After Mackenzie Theory you joined the band Kanguru, which is described as a raga rockband. What kind of band was that?

I returned to Australia and met Paul Gibson who played sarod and sitar and we formed Kanguru which was my first baby steps into exploring Indian music and improv. Our group included tablas…percussion..sarod ..myself and dancers.

After the Kangaru album “Dreaming” from 1976 you appeared on a lot of albums by other, mostly Australian, artists such as Paul Hemphill, Greg Sheehan, the Larrikins, JIm Haynes, Kamal, Jamie Fielding, Goddess T, Gondwanaland, Fats, the Moodswings, Blue King Brown, James Cruickshank, Carl Creves, Red Bantoo, Gyan, Cathie O’Sullivan and Marryn Jeann.  Artists who are mostly unknown over here. Can you tell me something about your work with  those artists?

The drummer that I had been playing with in Mackenzie Theory, Greg Sheehan,  returned from England and we started playing in many bands and projects together including Circus ,Theatre and percussion bands…very active in Sydney. I was constantly adapting to the needs of the different styles that artists wanted .We were very inspired by all the incredible recordings coming out at the time by Miles Davis, Weather Report, Herbie Hancock, John McLaughlin and so many others. Only when I was about 32 I really started to understand more about the skills I needed to develop and work constantly in that direction.

I started to play with artists more in the jazz world and that gave me more direction as well. I played  with Sandy Evans and the band Women and Children First for some tours which was wonderfull and then with an incredible sax player Mark Simmons.

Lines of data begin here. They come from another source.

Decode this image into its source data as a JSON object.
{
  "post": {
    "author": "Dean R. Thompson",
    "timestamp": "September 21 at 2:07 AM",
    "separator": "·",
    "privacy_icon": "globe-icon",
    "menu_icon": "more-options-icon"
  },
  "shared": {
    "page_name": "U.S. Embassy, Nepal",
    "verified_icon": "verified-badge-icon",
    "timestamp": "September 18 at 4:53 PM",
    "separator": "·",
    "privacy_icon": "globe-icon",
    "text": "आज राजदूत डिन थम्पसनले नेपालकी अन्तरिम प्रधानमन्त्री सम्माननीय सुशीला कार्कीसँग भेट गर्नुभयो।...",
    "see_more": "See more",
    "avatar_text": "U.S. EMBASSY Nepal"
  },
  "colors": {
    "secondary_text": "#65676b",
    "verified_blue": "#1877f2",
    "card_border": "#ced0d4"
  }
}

I started to develop my own style of improvisation hearing the violin/viola more as a voice rather than a string/bowed instrument and became dedicated to studying rhythm.

After that I met another guitarist Steve Berry who was involved in an environmental campaign to stop logging Native Forests and I felt compelled to join my music again to the cause. This band was Coolangubra and we toured and were well known on the festival circuit. We put out 3 albums you can hear on Apple Music now. I moved to a small country town in 1992, had my son Marley and eventually started working with groups like Camoon, a middle eastern group featuring Yuval Ashkar on Oud, Dha, an exciting mix of three percussionists , double bass and Sikh brothers Ben and Sukhi on qawali style devotional music.

Your first solo abum Sweet Earth was released in 2000. I’m interested to hear about the recording of that album. Any plans for more solo albums or new projects?

I was starting to write my own ideas at last and decided to try my hand in the studio which resulted in my first solo album Sweet Earth. I invited different local artists that I liked to collaborate with me on exploring the sounds and pictures I was into at that time.

I continued working with the percussionist Ben Walsh on multi media projects and we produced an album Bow and Brush, improvizations in collaboration with live visual art with Sandra Walsh, which album is available on Bandcamp.

Since that time due to health reasons I have retired from performing and touring and occasionally put some music on Bandcamp.

There are plenty of Digital tracks by you to be found on Bandcamp. Is this how you’re gonna release your music in the future? No albums but separate tracks?

I just put out single tracks now on Bandcamp..But I recently became homeless and am living in a van so I am not sure if I will be able to do any more recording.

I am glad I got to put out all those tracks of music and life is a process of change and loss and beauty.

I’m 72 now. Many of my fellow musicians are no longer alive so I’m glad if this interview helps to spread a litter glimmer of beauty and compassion in this word.

Thank you  Cleis for your time and your answers.

Website: https://cleis.bandcamp.com/